the times, that the undivided attention of the working and wealth producing people, are now turned to the all important ard too long neglected subject of educating the children and youth of our great republic. The world has a just right to look for more from us, than any other people under the sun. And shall we betray our own dearest interests and the claims of the world! Our responsibility is great beyond any people that ever existed. We have been too long in a state of supiness and apathy, till even sophistry itself cannot find an excuse or an apology, for our criminal neglert, of the intellectual improvement of the whole population of the republic.
A writer in the Philadelphia Aurora, speaking of education sayı, the state of New York, in the belief, that ki owledge is power," row takes the lead in the great and important concern of educating, her immense population. In 1816, she had but forty thousand; but in 1828, no less than 468,205 of her children atterding the common schools which were under the kupervision of forty-nine thousand school.cfficers; and for the support of which the sum of 408,986 dollars was expended, all which is independent of colleges, academies, and numerous private schools; and it is no exaggeration to say, that within that state, six hundred thousand children, from 4 to 16 years of age, are now receiving instruction at an annual expense of one million o dollars; and I will venture to assert, that no stock in that state will fira'ly produce a more certain or greater interest than this invested in knowledge and virtue. Her canals are great, ard very productive; but her excellent extensive schools are infinitely greater, and are the brightest diamonds in her escutcheon.
This great and noble state is magnanimously setting an example to her sistur states, a: d to the world. They are pursuing a dignified course such as higli-minded and enlightened free. men ought to do. This great state is taking the lead in every thing excellent and worthy of their high destiny. While Pennsylvania and Obio, whose march is onward, in their bright ca
reer, becoming this age of wonders, the nineteenth century.

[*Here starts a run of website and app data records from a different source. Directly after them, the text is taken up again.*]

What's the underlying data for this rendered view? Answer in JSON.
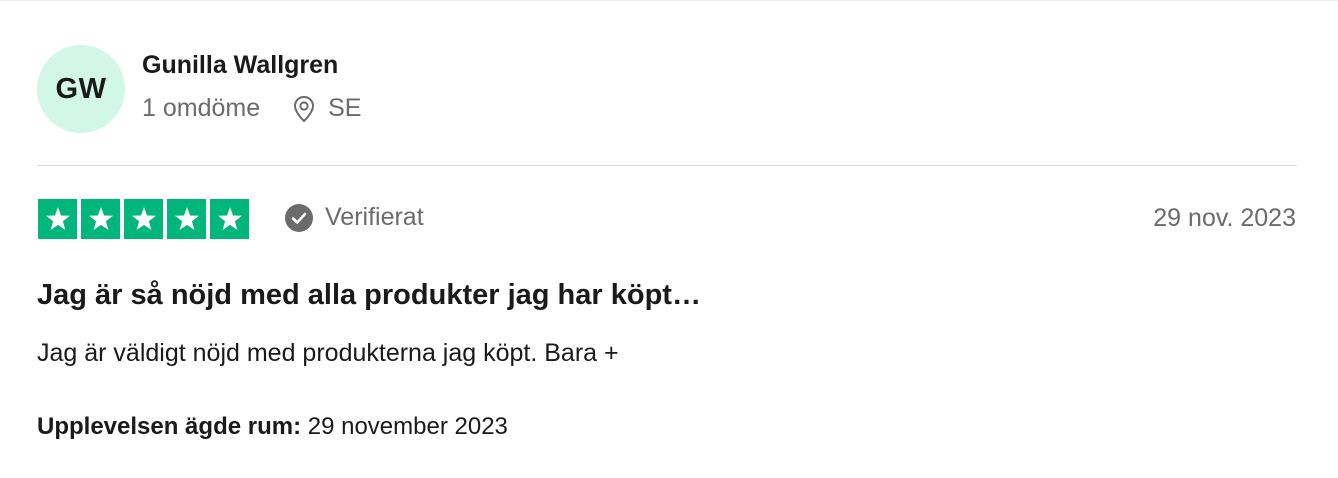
{
  "reviewer": {
    "initials": "GW",
    "name": "Gunilla Wallgren",
    "review_count": "1 omdöme",
    "country": "SE"
  },
  "review": {
    "rating": 5,
    "rating_max": 5,
    "verified_label": "Verifierat",
    "date": "29 nov. 2023",
    "title": "Jag är så nöjd med alla produkter jag har köpt…",
    "body": "Jag är väldigt nöjd med produkterna jag köpt. Bara +",
    "experience_label": "Upplevelsen ägde rum:",
    "experience_date": "29 november 2023"
  },
  "colors": {
    "star_green": "#00b67a",
    "avatar_bg": "#d2f6e7",
    "muted_text": "#6b6b6b"
  },
  "icons": {
    "location": "location-pin-icon",
    "verified": "check-circle-icon",
    "star": "star-icon"
  }
}
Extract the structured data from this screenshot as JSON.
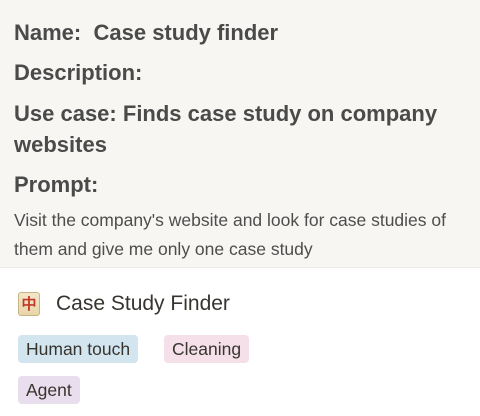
{
  "details": {
    "name_label": "Name:",
    "name_value": "Case study finder",
    "description_label": "Description:",
    "use_case_label": "Use case:",
    "use_case_value": "Finds case study on company websites",
    "prompt_label": "Prompt:",
    "prompt_text": "Visit the company's website and look for case studies of them and give me only one case study"
  },
  "page": {
    "icon": "mahjong-red-dragon-icon",
    "icon_glyph": "中",
    "title": "Case Study Finder"
  },
  "tags": [
    {
      "label": "Human touch",
      "color": "#d3e5ef"
    },
    {
      "label": "Cleaning",
      "color": "#f5e0e9"
    },
    {
      "label": "Agent",
      "color": "#e8deee"
    }
  ]
}
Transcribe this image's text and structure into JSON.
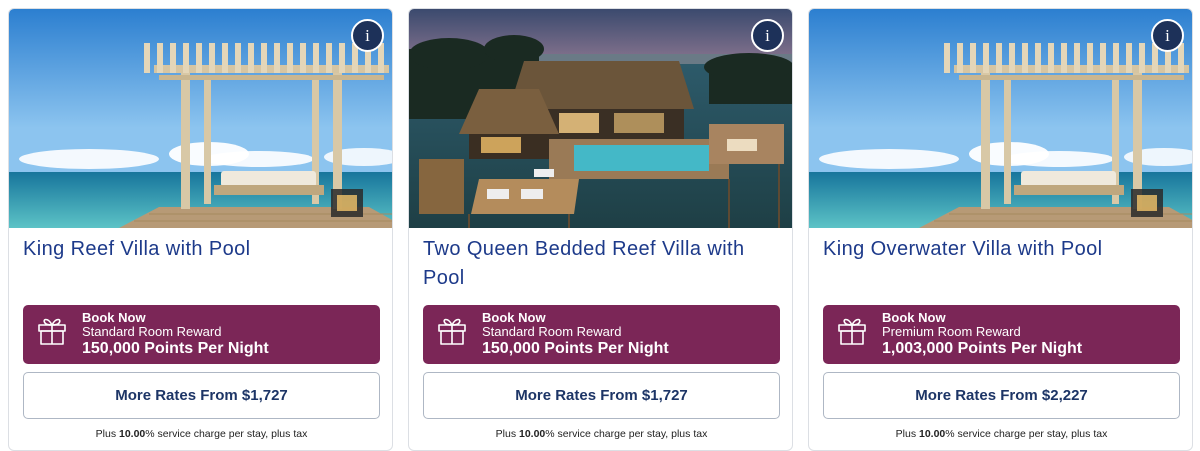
{
  "cards": [
    {
      "info_icon": "i",
      "image_name": "pergola-ocean-photo",
      "title": "King Reef Villa with Pool",
      "reward": {
        "icon": "gift-icon",
        "line1": "Book Now",
        "line2": "Standard Room Reward",
        "line3": "150,000 Points Per Night"
      },
      "rates_label": "More Rates From $1,727",
      "footnote": {
        "prefix": "Plus ",
        "rate": "10.00",
        "suffix": "% service charge per stay, plus tax"
      }
    },
    {
      "info_icon": "i",
      "image_name": "overwater-villa-pool-photo",
      "title": "Two Queen Bedded Reef Villa with Pool",
      "reward": {
        "icon": "gift-icon",
        "line1": "Book Now",
        "line2": "Standard Room Reward",
        "line3": "150,000 Points Per Night"
      },
      "rates_label": "More Rates From $1,727",
      "footnote": {
        "prefix": "Plus ",
        "rate": "10.00",
        "suffix": "% service charge per stay, plus tax"
      }
    },
    {
      "info_icon": "i",
      "image_name": "pergola-ocean-photo",
      "title": "King Overwater Villa with Pool",
      "reward": {
        "icon": "gift-icon",
        "line1": "Book Now",
        "line2": "Premium Room Reward",
        "line3": "1,003,000 Points Per Night"
      },
      "rates_label": "More Rates From $2,227",
      "footnote": {
        "prefix": "Plus ",
        "rate": "10.00",
        "suffix": "% service charge per stay, plus tax"
      }
    }
  ],
  "colors": {
    "title": "#1d3a8a",
    "reward_bg": "#7b2657",
    "rates_text": "#1d3566",
    "info_bg": "#1d3159"
  }
}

The mind is solaced and refreshed, in beholding the luminous, wise and liberal councils of tiese three great pillars of our mighty Republic. But the heart sickens with disgust at the narrow minded short-sighted dark and gloomy policy of the aristocrats of the South, who misrule the excellent, the worthy people of that section of the republic. The high-harded injustice, cruelty and oppression, toward the poor aborigi-,
Just emerging fro'n the abyss of barbaris.n, into the light of life. They are like all former aristocrats, laboring with all their power to paralize, counteract, and frustrate all the good that has been done; to rescue the poor natives from the reign of darkness & death, by the efforts of the humane, & pious people of the south, and the united energies of the friends of virtue and truth in every section of the Union.
CHAPTER IX. PROMISCUOUS REMARKS ON ARISTOCRACY. The late Governor Forsyth in his message to the Legislature of Georgia, proposes to tax the Indians within the limits of the State, for the purpose of enumerating them to form a part of the Federal representative population!! These Indians are,
of course, to have no voice in the choice of representatives to ('ongress. They are to be taxed without their consent and without representation! They are not even admitled to give evidence in a court of justice, and yet they are to be counted for so many free white men, and to add to the pa litical power of Georgia in the same proportion. · Another item in the blind and absurd policy of these quandam politicians who unhappily misrule that noble state, at present, may be seen in the following: "Ən Monday, January 11, 1830, in Senate, Mr. Forsyth presenteil a preasible and resolution of the Legislature of Georgia, instructing their Senators, and requesting the Representatives of that State in Congress, to use their best efforts and their warmest co-opera